--- Input Enclosed Below ---

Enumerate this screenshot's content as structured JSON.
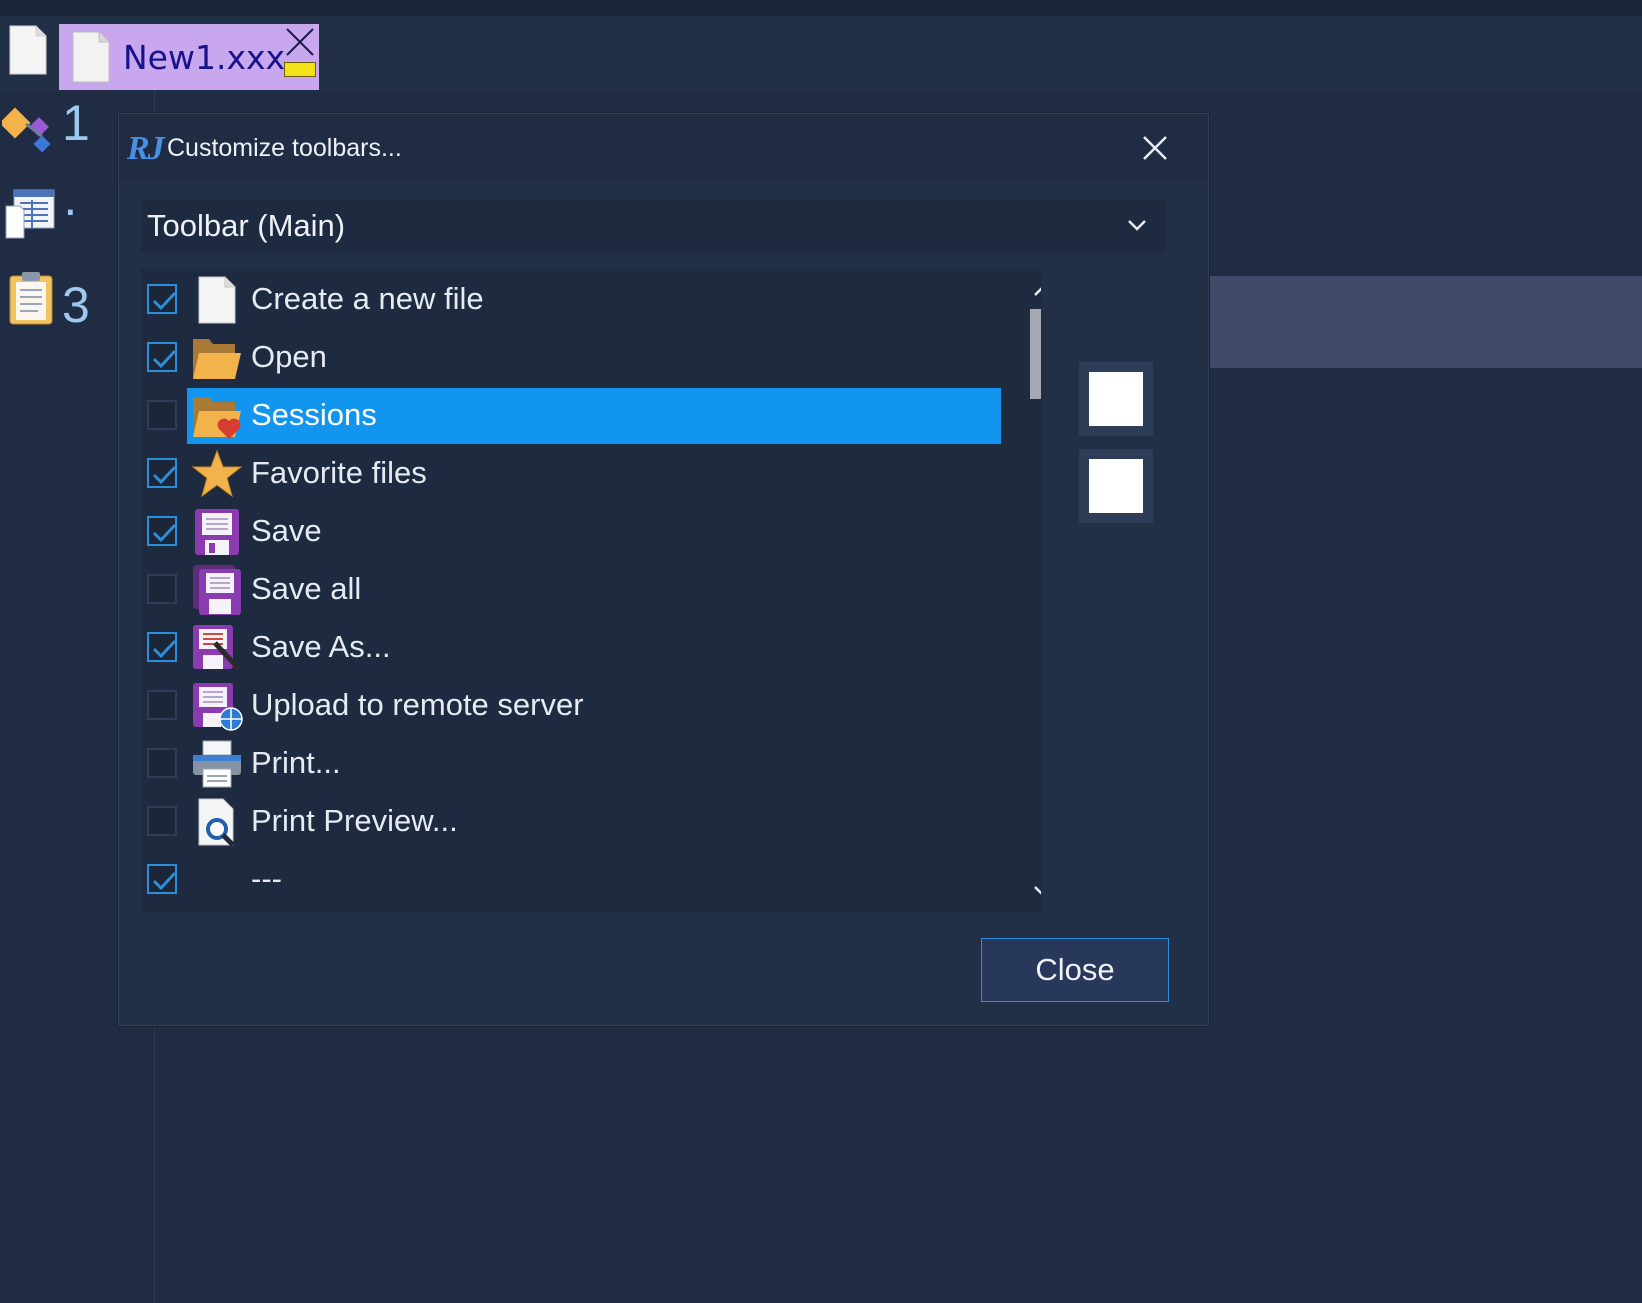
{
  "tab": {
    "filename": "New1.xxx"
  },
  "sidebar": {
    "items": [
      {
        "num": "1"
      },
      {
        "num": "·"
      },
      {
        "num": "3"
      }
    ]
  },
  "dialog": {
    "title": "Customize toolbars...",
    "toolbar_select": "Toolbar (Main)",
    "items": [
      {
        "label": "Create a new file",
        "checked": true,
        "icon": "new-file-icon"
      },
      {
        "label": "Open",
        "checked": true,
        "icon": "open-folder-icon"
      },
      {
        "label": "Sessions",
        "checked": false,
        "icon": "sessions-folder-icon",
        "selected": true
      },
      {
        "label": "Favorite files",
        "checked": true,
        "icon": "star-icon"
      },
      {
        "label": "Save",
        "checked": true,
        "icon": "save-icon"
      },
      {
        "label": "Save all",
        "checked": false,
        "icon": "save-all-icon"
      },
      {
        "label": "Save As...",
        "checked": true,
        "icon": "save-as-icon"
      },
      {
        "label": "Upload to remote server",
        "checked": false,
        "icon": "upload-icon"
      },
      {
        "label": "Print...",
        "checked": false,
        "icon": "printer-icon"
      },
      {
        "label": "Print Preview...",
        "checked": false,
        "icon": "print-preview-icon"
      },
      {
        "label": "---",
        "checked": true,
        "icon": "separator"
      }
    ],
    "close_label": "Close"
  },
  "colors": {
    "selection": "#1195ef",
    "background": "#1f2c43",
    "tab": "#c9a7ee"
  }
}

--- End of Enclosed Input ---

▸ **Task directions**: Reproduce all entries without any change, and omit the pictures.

▸ **Expected output**:
Enumerate this screenshot's content as structured JSON.
{
  "tab": {
    "filename": "New1.xxx"
  },
  "sidebar": {
    "items": [
      {
        "num": "1"
      },
      {
        "num": "·"
      },
      {
        "num": "3"
      }
    ]
  },
  "dialog": {
    "title": "Customize toolbars...",
    "toolbar_select": "Toolbar (Main)",
    "items": [
      {
        "label": "Create a new file",
        "checked": true,
        "icon": "new-file-icon"
      },
      {
        "label": "Open",
        "checked": true,
        "icon": "open-folder-icon"
      },
      {
        "label": "Sessions",
        "checked": false,
        "icon": "sessions-folder-icon",
        "selected": true
      },
      {
        "label": "Favorite files",
        "checked": true,
        "icon": "star-icon"
      },
      {
        "label": "Save",
        "checked": true,
        "icon": "save-icon"
      },
      {
        "label": "Save all",
        "checked": false,
        "icon": "save-all-icon"
      },
      {
        "label": "Save As...",
        "checked": true,
        "icon": "save-as-icon"
      },
      {
        "label": "Upload to remote server",
        "checked": false,
        "icon": "upload-icon"
      },
      {
        "label": "Print...",
        "checked": false,
        "icon": "printer-icon"
      },
      {
        "label": "Print Preview...",
        "checked": false,
        "icon": "print-preview-icon"
      },
      {
        "label": "---",
        "checked": true,
        "icon": "separator"
      }
    ],
    "close_label": "Close"
  },
  "colors": {
    "selection": "#1195ef",
    "background": "#1f2c43",
    "tab": "#c9a7ee"
  }
}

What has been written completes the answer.